- About this exercise -
Within the entries that follow, show each line where the word "akismet" occurs.

- The input -
================================

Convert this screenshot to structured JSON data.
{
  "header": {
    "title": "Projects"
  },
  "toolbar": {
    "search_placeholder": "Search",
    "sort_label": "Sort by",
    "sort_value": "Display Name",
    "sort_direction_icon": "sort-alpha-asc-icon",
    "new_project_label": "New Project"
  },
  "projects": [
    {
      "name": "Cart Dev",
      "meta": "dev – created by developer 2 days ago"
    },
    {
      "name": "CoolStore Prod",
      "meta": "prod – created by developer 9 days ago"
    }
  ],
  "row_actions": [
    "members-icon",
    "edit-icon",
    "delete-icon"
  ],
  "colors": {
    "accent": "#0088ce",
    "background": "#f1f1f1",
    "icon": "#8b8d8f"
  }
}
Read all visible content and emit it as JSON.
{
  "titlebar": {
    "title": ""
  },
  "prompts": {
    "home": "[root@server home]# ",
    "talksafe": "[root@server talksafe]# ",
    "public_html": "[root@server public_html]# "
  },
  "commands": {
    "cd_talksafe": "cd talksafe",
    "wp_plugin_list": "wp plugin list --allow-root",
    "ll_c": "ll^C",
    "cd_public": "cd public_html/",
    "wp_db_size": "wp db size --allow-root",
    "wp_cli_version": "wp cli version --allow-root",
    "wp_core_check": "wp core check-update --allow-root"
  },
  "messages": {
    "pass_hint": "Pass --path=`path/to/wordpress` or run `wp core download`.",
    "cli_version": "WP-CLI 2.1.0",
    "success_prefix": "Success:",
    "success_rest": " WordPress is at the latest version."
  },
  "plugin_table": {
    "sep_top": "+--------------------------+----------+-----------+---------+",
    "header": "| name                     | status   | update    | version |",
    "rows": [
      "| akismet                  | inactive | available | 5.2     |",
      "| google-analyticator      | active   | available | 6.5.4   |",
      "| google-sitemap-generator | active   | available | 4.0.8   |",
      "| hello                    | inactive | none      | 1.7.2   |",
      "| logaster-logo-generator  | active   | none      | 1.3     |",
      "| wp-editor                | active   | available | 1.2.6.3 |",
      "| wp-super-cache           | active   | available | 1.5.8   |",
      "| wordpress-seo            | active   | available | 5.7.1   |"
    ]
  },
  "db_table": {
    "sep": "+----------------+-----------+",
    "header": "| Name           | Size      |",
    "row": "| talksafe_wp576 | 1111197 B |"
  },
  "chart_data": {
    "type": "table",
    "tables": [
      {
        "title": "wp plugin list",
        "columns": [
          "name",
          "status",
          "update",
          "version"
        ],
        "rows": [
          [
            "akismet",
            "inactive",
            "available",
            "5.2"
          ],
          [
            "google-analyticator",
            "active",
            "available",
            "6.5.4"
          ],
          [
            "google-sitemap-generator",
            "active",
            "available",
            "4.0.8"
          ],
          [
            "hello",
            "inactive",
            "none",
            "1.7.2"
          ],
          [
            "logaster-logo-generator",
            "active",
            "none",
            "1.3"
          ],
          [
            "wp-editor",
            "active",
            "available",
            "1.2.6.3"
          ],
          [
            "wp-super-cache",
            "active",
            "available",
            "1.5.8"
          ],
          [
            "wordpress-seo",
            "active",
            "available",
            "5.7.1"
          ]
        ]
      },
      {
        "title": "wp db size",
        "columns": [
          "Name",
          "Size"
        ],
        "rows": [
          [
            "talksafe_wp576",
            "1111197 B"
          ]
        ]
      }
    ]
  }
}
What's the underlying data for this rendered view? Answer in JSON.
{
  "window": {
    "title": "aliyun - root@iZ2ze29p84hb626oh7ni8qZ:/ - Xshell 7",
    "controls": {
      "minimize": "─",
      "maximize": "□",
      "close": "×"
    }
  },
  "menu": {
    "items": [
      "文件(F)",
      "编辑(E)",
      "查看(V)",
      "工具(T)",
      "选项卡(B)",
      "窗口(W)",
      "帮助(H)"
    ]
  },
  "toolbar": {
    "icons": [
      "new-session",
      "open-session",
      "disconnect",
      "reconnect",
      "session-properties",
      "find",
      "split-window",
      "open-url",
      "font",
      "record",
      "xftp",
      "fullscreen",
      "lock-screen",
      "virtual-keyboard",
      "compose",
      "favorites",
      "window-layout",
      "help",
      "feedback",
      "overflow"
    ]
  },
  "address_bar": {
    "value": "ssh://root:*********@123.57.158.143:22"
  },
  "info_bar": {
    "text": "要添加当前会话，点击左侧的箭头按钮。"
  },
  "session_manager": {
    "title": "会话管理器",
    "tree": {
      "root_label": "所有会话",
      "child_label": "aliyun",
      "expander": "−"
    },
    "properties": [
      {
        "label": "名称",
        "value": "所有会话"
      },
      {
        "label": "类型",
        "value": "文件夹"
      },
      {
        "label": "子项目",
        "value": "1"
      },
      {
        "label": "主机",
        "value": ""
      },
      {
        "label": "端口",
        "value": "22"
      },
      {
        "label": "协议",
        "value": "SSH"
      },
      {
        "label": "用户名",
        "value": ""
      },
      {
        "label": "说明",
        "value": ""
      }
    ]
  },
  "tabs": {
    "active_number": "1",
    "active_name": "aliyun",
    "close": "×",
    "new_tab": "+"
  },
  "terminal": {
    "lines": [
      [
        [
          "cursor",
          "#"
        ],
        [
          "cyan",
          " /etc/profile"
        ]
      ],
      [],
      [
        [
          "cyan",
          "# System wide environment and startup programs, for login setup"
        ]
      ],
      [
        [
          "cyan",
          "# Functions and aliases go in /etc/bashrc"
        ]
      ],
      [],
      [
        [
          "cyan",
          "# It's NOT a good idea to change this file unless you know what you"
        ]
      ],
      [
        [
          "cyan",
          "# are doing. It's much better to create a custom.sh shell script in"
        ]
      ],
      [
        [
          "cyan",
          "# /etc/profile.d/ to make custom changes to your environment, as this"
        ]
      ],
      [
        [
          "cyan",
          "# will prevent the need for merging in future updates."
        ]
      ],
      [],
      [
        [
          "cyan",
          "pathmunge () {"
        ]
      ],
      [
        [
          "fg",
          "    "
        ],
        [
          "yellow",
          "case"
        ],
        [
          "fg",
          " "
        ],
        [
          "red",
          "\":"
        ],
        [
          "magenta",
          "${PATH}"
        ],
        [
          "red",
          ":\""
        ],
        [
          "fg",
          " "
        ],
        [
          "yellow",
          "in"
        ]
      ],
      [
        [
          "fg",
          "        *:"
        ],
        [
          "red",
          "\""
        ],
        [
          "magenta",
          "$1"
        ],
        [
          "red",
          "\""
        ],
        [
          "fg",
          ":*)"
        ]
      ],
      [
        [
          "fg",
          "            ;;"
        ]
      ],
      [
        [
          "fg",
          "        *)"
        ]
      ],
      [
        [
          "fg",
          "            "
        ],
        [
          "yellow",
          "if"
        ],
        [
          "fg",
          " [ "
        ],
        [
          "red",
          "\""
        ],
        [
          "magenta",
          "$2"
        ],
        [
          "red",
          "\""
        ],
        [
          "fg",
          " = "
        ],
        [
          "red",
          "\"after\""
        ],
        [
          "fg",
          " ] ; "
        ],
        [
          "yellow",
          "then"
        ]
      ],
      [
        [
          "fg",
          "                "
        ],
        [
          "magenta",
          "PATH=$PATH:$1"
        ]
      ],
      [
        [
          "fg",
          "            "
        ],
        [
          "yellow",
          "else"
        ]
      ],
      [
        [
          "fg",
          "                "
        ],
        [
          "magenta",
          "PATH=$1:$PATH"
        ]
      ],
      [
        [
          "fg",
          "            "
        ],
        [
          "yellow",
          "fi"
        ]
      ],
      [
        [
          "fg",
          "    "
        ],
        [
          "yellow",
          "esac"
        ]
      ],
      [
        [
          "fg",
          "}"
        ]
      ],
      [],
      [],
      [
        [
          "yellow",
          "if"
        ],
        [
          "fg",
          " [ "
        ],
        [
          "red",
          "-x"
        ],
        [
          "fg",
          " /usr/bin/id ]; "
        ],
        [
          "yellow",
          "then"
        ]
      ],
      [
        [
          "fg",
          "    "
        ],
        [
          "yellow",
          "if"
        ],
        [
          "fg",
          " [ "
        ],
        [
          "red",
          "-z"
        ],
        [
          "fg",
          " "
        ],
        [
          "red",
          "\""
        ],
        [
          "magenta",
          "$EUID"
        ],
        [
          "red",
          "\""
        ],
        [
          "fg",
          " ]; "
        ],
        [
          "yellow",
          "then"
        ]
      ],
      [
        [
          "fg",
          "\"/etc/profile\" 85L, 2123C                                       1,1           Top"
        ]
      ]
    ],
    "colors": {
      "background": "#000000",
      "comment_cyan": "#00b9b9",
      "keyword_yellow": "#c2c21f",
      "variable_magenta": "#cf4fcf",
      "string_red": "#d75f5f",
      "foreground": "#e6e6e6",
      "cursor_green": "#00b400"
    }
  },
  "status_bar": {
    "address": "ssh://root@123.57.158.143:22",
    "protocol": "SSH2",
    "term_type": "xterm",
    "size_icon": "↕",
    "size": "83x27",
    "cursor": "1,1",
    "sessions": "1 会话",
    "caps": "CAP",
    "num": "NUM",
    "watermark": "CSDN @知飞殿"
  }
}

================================

- Solution to the problem -
      "| akismet                  | inactive | available | 5.2     |",
            "akismet",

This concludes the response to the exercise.